**Provided data:**
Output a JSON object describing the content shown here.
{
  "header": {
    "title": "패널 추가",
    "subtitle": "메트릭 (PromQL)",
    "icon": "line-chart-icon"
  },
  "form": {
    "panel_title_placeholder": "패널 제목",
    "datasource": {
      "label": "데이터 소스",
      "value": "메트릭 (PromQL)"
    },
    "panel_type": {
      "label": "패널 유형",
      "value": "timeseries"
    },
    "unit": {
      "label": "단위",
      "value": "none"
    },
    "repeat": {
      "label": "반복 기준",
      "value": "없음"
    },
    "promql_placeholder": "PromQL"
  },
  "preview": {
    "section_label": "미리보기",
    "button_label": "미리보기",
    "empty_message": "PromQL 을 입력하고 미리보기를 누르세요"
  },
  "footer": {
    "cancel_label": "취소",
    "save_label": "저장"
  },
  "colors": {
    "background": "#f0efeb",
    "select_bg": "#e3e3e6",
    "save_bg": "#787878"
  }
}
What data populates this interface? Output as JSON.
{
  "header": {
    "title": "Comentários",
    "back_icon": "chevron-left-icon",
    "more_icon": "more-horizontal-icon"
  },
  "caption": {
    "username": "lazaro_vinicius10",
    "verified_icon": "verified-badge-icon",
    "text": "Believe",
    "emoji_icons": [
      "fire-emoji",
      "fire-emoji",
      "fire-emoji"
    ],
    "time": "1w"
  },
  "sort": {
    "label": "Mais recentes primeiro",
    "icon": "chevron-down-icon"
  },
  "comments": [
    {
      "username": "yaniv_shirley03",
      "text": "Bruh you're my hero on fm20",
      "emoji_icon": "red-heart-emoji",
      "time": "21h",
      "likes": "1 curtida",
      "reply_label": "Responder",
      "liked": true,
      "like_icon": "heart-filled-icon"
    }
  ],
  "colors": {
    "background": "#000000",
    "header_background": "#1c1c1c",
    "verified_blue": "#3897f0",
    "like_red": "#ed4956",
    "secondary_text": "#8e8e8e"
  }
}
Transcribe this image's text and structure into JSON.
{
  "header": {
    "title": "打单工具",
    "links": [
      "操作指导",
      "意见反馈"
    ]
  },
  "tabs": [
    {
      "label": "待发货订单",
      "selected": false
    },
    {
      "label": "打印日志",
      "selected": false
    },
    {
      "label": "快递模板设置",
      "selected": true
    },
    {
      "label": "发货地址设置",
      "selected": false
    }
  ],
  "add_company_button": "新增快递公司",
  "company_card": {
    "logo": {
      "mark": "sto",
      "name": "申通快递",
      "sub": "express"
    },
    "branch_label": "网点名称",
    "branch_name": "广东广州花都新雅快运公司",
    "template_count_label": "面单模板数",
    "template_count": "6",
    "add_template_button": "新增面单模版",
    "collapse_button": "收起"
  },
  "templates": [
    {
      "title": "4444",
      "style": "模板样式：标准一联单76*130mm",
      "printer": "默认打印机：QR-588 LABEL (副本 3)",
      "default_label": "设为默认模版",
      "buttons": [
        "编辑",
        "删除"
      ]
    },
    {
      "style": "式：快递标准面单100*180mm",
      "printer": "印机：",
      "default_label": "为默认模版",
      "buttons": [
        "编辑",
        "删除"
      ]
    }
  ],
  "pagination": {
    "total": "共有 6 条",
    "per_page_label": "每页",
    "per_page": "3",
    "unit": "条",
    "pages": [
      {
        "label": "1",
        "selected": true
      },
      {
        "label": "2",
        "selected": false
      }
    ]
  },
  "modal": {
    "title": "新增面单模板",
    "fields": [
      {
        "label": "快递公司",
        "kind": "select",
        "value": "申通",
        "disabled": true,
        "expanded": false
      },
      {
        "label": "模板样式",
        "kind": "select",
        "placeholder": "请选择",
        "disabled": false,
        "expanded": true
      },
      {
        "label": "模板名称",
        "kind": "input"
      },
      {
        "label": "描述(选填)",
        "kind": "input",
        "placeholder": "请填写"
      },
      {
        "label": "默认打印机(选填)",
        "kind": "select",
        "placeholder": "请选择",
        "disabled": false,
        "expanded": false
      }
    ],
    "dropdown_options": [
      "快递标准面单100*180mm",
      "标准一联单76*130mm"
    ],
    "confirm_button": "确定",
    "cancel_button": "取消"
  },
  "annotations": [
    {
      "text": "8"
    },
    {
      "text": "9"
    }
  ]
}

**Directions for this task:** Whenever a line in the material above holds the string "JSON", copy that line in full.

**Solution to the exercise:**
Output a JSON object describing the content shown here.
What data populates this interface? Output as JSON.
Transcribe this image's text and structure into JSON.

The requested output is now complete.